> _DIRECTIONS FOR THIS TASK_: Every single entry below should be reproduced verbatim.

--------------------

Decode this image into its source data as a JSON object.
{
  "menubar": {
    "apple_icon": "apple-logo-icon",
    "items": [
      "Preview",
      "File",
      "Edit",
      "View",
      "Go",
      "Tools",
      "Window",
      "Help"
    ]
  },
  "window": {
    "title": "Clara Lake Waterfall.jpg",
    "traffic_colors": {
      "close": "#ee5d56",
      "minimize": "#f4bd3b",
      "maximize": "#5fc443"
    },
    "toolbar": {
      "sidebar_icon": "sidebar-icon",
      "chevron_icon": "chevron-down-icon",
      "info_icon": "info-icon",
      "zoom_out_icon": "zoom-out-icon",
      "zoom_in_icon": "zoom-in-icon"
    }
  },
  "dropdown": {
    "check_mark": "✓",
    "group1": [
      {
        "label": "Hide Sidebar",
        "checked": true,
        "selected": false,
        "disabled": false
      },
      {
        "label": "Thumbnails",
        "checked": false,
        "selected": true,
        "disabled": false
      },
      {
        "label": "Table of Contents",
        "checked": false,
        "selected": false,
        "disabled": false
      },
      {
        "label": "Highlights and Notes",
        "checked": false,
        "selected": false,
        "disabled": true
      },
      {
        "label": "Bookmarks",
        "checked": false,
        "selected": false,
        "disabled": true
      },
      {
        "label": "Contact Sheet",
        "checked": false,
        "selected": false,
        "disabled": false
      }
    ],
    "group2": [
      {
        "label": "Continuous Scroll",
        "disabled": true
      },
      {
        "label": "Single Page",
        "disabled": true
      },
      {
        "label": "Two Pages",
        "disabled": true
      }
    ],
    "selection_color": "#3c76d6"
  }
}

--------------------

> _FINAL ANSWER_:
Decode this image into its source data as a JSON object.
{
  "menubar": {
    "apple_icon": "apple-logo-icon",
    "items": [
      "Preview",
      "File",
      "Edit",
      "View",
      "Go",
      "Tools",
      "Window",
      "Help"
    ]
  },
  "window": {
    "title": "Clara Lake Waterfall.jpg",
    "traffic_colors": {
      "close": "#ee5d56",
      "minimize": "#f4bd3b",
      "maximize": "#5fc443"
    },
    "toolbar": {
      "sidebar_icon": "sidebar-icon",
      "chevron_icon": "chevron-down-icon",
      "info_icon": "info-icon",
      "zoom_out_icon": "zoom-out-icon",
      "zoom_in_icon": "zoom-in-icon"
    }
  },
  "dropdown": {
    "check_mark": "✓",
    "group1": [
      {
        "label": "Hide Sidebar",
        "checked": true,
        "selected": false,
        "disabled": false
      },
      {
        "label": "Thumbnails",
        "checked": false,
        "selected": true,
        "disabled": false
      },
      {
        "label": "Table of Contents",
        "checked": false,
        "selected": false,
        "disabled": false
      },
      {
        "label": "Highlights and Notes",
        "checked": false,
        "selected": false,
        "disabled": true
      },
      {
        "label": "Bookmarks",
        "checked": false,
        "selected": false,
        "disabled": true
      },
      {
        "label": "Contact Sheet",
        "checked": false,
        "selected": false,
        "disabled": false
      }
    ],
    "group2": [
      {
        "label": "Continuous Scroll",
        "disabled": true
      },
      {
        "label": "Single Page",
        "disabled": true
      },
      {
        "label": "Two Pages",
        "disabled": true
      }
    ],
    "selection_color": "#3c76d6"
  }
}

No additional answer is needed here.